Episode 2: Teaching Black History at RVSD
Teaching Black History is under a rising number of attacks across the country. Bans on school books illustrating Black Americans' past and present experiences, struggles, and achievements are one type of attempt to remove Black History from American History by silencing Black Americans’ voices and erasing their contributions. Removing diverse historical narratives from school libraries and classrooms denies students the ability to build a comprehensive and accurate understanding of their country’s past and present. It undermines their future capabilities to work toward a fair American society.
In this national context, we wanted to learn from RVSD’s administrative team about teaching Black history in our schools, the curriculum and the educational resources provided to teach Black history, and how the school board supports the RVSD's vision and initiatives regarding teaching Black history. Listen to our second podcast to hear the answers from Marci Trahan, RVSD superintendent, Julia Wolcott, Director of Curriculum and education, and Kristi Fish, Hidden Valley Elementary principal. You can hear the opening remark regarding Black History Month introduced by Shelley Hamilton, President of the school board, at the February 8th board meeting. ( starts at min 7:01)

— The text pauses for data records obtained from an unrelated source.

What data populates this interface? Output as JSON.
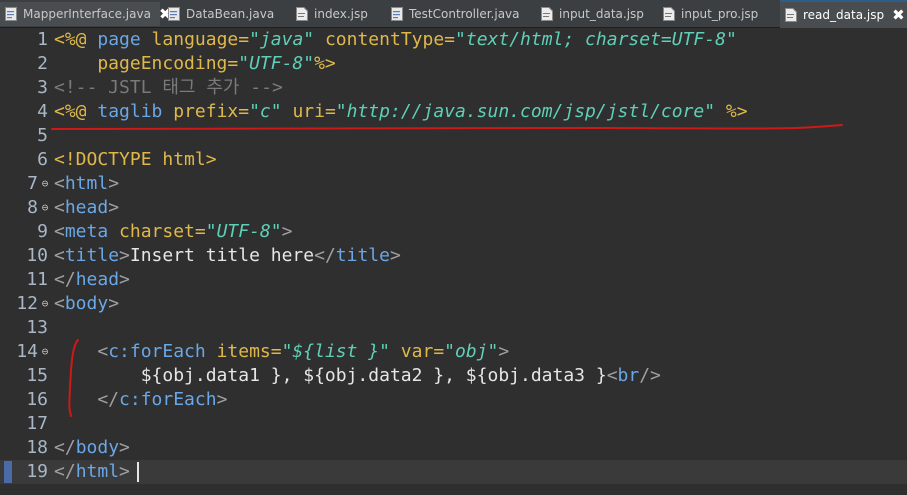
{
  "tabs": [
    {
      "label": "MapperInterface.java",
      "icon": "java-file-icon",
      "active": false,
      "closable": true
    },
    {
      "label": "DataBean.java",
      "icon": "java-file-icon",
      "active": false
    },
    {
      "label": "index.jsp",
      "icon": "jsp-file-icon",
      "active": false
    },
    {
      "label": "TestController.java",
      "icon": "java-file-icon",
      "active": false
    },
    {
      "label": "input_data.jsp",
      "icon": "jsp-file-icon",
      "active": false
    },
    {
      "label": "input_pro.jsp",
      "icon": "jsp-file-icon",
      "active": false
    },
    {
      "label": "read_data.jsp",
      "icon": "jsp-file-icon",
      "active": true,
      "closable": true
    }
  ],
  "close_glyph": "✖",
  "fold_glyph": "⊖",
  "editor": {
    "line_numbers": [
      "1",
      "2",
      "3",
      "4",
      "5",
      "6",
      "7",
      "8",
      "9",
      "10",
      "11",
      "12",
      "13",
      "14",
      "15",
      "16",
      "17",
      "18",
      "19"
    ],
    "folded_lines": [
      "7",
      "8",
      "12",
      "14"
    ],
    "lines": {
      "l1": {
        "a": "<%@ ",
        "b": "page",
        "c": " language=",
        "d": "\"java\"",
        "e": " contentType=",
        "f": "\"text/html; charset=UTF-8\""
      },
      "l2": {
        "a": "    pageEncoding=",
        "b": "\"UTF-8\"",
        "c": "%>"
      },
      "l3": {
        "a": "<!-- JSTL 태그 추가 -->"
      },
      "l4": {
        "a": "<%@ ",
        "b": "taglib",
        "c": " prefix=",
        "d": "\"c\"",
        "e": " uri=",
        "f": "\"http://java.sun.com/jsp/jstl/core\"",
        "g": " %>"
      },
      "l6": {
        "a": "<!DOCTYPE ",
        "b": "html",
        "c": ">"
      },
      "l7": {
        "a": "<",
        "b": "html",
        "c": ">"
      },
      "l8": {
        "a": "<",
        "b": "head",
        "c": ">"
      },
      "l9": {
        "a": "<",
        "b": "meta",
        "c": " charset=",
        "d": "\"UTF-8\"",
        "e": ">"
      },
      "l10": {
        "a": "<",
        "b": "title",
        "c": ">",
        "d": "Insert title here",
        "e": "</",
        "f": "title",
        "g": ">"
      },
      "l11": {
        "a": "</",
        "b": "head",
        "c": ">"
      },
      "l12": {
        "a": "<",
        "b": "body",
        "c": ">"
      },
      "l14": {
        "a": "    <",
        "b": "c:forEach",
        "c": " items=",
        "d": "\"${list }\"",
        "e": " var=",
        "f": "\"obj\"",
        "g": ">"
      },
      "l15": {
        "a": "        ${obj.data1 }, ${obj.data2 }, ${obj.data3 }",
        "b": "<",
        "c": "br",
        "d": "/>"
      },
      "l16": {
        "a": "    </",
        "b": "c:forEach",
        "c": ">"
      },
      "l18": {
        "a": "</",
        "b": "body",
        "c": ">"
      },
      "l19": {
        "a": "</",
        "b": "html",
        "c": ">"
      }
    }
  },
  "colors": {
    "background": "#2f2f2f",
    "directive": "#e0b84a",
    "keyword": "#6aa7e6",
    "string": "#5fd0b8",
    "comment": "#7a7a7a",
    "annotation_red": "#d01818"
  }
}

Marci Trahan, RVSD Superintendent :
Julia Wolcott, Director of the Curriculum and Instruction: email@example.com
Kristi Fish, Hidden Valley Elementary Principal:

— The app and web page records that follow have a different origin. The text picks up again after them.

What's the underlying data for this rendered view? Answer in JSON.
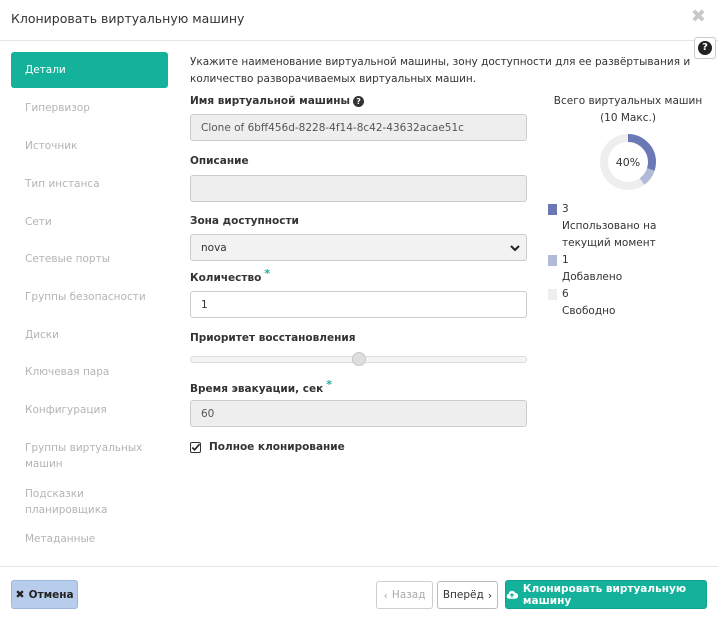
{
  "modal": {
    "title": "Клонировать виртуальную машину",
    "close_glyph": "✖",
    "help_glyph": "?"
  },
  "nav": {
    "items": [
      {
        "label": "Детали",
        "active": true
      },
      {
        "label": "Гипервизор"
      },
      {
        "label": "Источник"
      },
      {
        "label": "Тип инстанса"
      },
      {
        "label": "Сети"
      },
      {
        "label": "Сетевые порты"
      },
      {
        "label": "Группы безопасности"
      },
      {
        "label": "Диски"
      },
      {
        "label": "Ключевая пара"
      },
      {
        "label": "Конфигурация"
      },
      {
        "label": "Группы виртуальных машин"
      },
      {
        "label": "Подсказки планировщика"
      },
      {
        "label": "Метаданные"
      }
    ]
  },
  "form": {
    "intro": "Укажите наименование виртуальной машины, зону доступности для ее развёртывания и количество разворачиваемых виртуальных машин.",
    "name_label": "Имя виртуальной машины",
    "name_value": "Clone of 6bff456d-8228-4f14-8c42-43632acae51c",
    "description_label": "Описание",
    "description_value": "",
    "zone_label": "Зона доступности",
    "zone_value": "nova",
    "count_label": "Количество",
    "count_value": "1",
    "priority_label": "Приоритет восстановления",
    "priority_level_fraction": 0.5,
    "evac_label": "Время эвакуации, сек",
    "evac_value": "60",
    "full_clone_label": "Полное клонирование",
    "full_clone_checked": true,
    "required_mark": "*"
  },
  "quota": {
    "title": "Всего виртуальных машин",
    "subtitle": "(10 Макс.)",
    "percent_label": "40%",
    "max": 10,
    "legend": [
      {
        "count": "3",
        "label": "Использовано на текущий момент",
        "color": "#6a78b6"
      },
      {
        "count": "1",
        "label": "Добавлено",
        "color": "#b1bbd9"
      },
      {
        "count": "6",
        "label": "Свободно",
        "color": "#eeeeee"
      }
    ]
  },
  "footer": {
    "cancel_label": "Отмена",
    "back_label": "Назад",
    "next_label": "Вперёд",
    "clone_label": "Клонировать виртуальную машину"
  },
  "colors": {
    "accent": "#14b29b",
    "cancel_bg": "#b7cdeb"
  }
}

Further readings about Teaching Black history and books ban:
Two reviews of the Miseducation of the Negro by Dr. Woodson.
FYI: Remember Sulwe by Lupita Nyong’o and Vashti Harrison, from our last issue? This title and 317 other picture books belong to the PEN’s list of The Most Banned Picture Books of the 2021-2022 School Year.